–which I wince even to type, because again it sounds like you can oversimplify that back to the Redditor’s likely accusation of “something for nothing.” No, no, and no. I even know women–I may even be related to women–who would stop there and say “yep, that’s what I want–constant adoration, because I am a goddamn princess.” That’s not what I’m talking about. Look, as an adult, you know that people want to stick their stuff in other people. Some more than others, but still: somewhere inside most (not all, but most) bodies is a little voice yelling “stick it! nom on that! om nom nom! it comes in pints!” And that has the potential to get old. The fact that of all the things you bring to the table, “stick it!” is the voice that cries loudest, eventually, in the bodies of others, in response to you. Not “glomp it!” or “inspire it!” or “be moved by it!” But just stick it. Even if you listen to that voice yourself, you know you have more important shit to do on this planet. And eventually you may wish to want to a clamor of voices saying something else sometimes. On occasion. Maybe.
Which is where forehead kisses come in. Because they are a very physical bestowing of tenderness that either comes from the “stick it!” voice with the acceptance that no one shall be sticking it anywhere (which can be attractive in its own way, what with the violation of taboos, clandestine attraction, etc. etc.), or from a place actually suffused with non-sexual affection.
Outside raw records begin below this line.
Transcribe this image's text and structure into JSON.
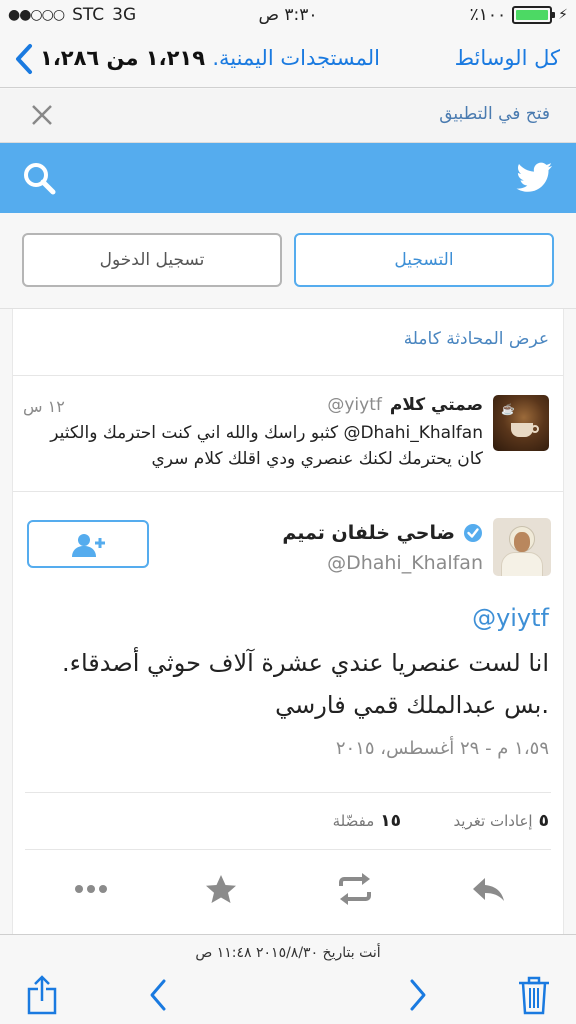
{
  "status_bar": {
    "signal_dots": "●●○○○",
    "carrier": "STC",
    "network": "3G",
    "time": "٣:٣٠ ص",
    "battery_percent": "٪١٠٠",
    "battery_level": 1.0
  },
  "nav": {
    "back_label": "المستجدات اليمنية.",
    "position_text": "١،٢١٩ من ١،٢٨٦",
    "right_link": "كل الوسائط"
  },
  "open_in_app": {
    "label": "فتح في التطبيق"
  },
  "auth": {
    "signup_label": "التسجيل",
    "login_label": "تسجيل الدخول"
  },
  "conversation": {
    "view_full": "عرض المحادثة كاملة",
    "reply": {
      "name": "صمتي كلام",
      "handle": "@yiytf",
      "time": "١٢ س",
      "mention": "@Dhahi_Khalfan",
      "text": "كثبو راسك والله اني كنت احترمك والكثير كان يحترمك لكنك عنصري  ودي اقلك كلام سري"
    },
    "tweet": {
      "name": "ضاحي خلفان تميم",
      "handle": "@Dhahi_Khalfan",
      "mention": "@yiytf",
      "text": "انا لست عنصريا عندي عشرة آلاف حوثي أصدقاء. .بس عبدالملك  قمي فارسي",
      "date": "١،٥٩ م - ٢٩ أغسطس، ٢٠١٥",
      "retweets_count": "٥",
      "retweets_label": "إعادات تغريد",
      "favorites_count": "١٥",
      "favorites_label": "مفضّلة"
    }
  },
  "toolbar": {
    "timestamp": "أنت بتاريخ ٢٠١٥/٨/٣٠ ١١:٤٨ ص"
  },
  "colors": {
    "twitter_blue": "#55acee",
    "ios_blue": "#1a7ae0",
    "battery_green": "#4cd964"
  }
}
It may be that not knowing which is at play in the Doctor’s kisses are whey they’re so damn hot. The unknown.
Ultimately I will have to rewatch season five, which I (along with the rest of the world, I know), loved so much, to make more of a timely observation of this. The first time around I was too involved with the plot to pay much attention to my reactions, but I do recall the forehead kisses and–in particular–(SPOILER!) the one near the end where the Doctor comes back, having seemingly just left off the other side of the screen, to kiss Amy on the forehead when her eyes are pinched shut surrounded by angels who will kill her if she opens them. I remembered very well that kiss from the first time we saw it, and remembered my outrage–“What are you doing, leaving her there, you fool? If you are so worried about her why the hell are you abandoning her to this?” The kiss seemed so at odds with the callousness with which he was in fact abandoning her in a deathtrap. And then to circle back to that and explain–going through all the rips we’ve watched all season–that it seemed at odds because it was, because he made that kiss with more knowledge and sorrow than the version of him who just left yet possessed–that sent bells clanging in my chest like no one’s business. I am a hopeless sucker for cyclical storytelling, especially as unfurled by formerly unexplained or confusing acts of affection. And the Doctor brings it in spades.
So no, imaginary accusatory Redditor, it’s not that we want something for nothing, or a silent vow of chastity imparted with lips. It’s that it is nice to know sometimes that other voices–those marveling at who we’re becoming or mourning with us as we lose someone dear–can drown out the perpetual voice demanding you stick it somewhere. And too often, that’s the only voice you let speak.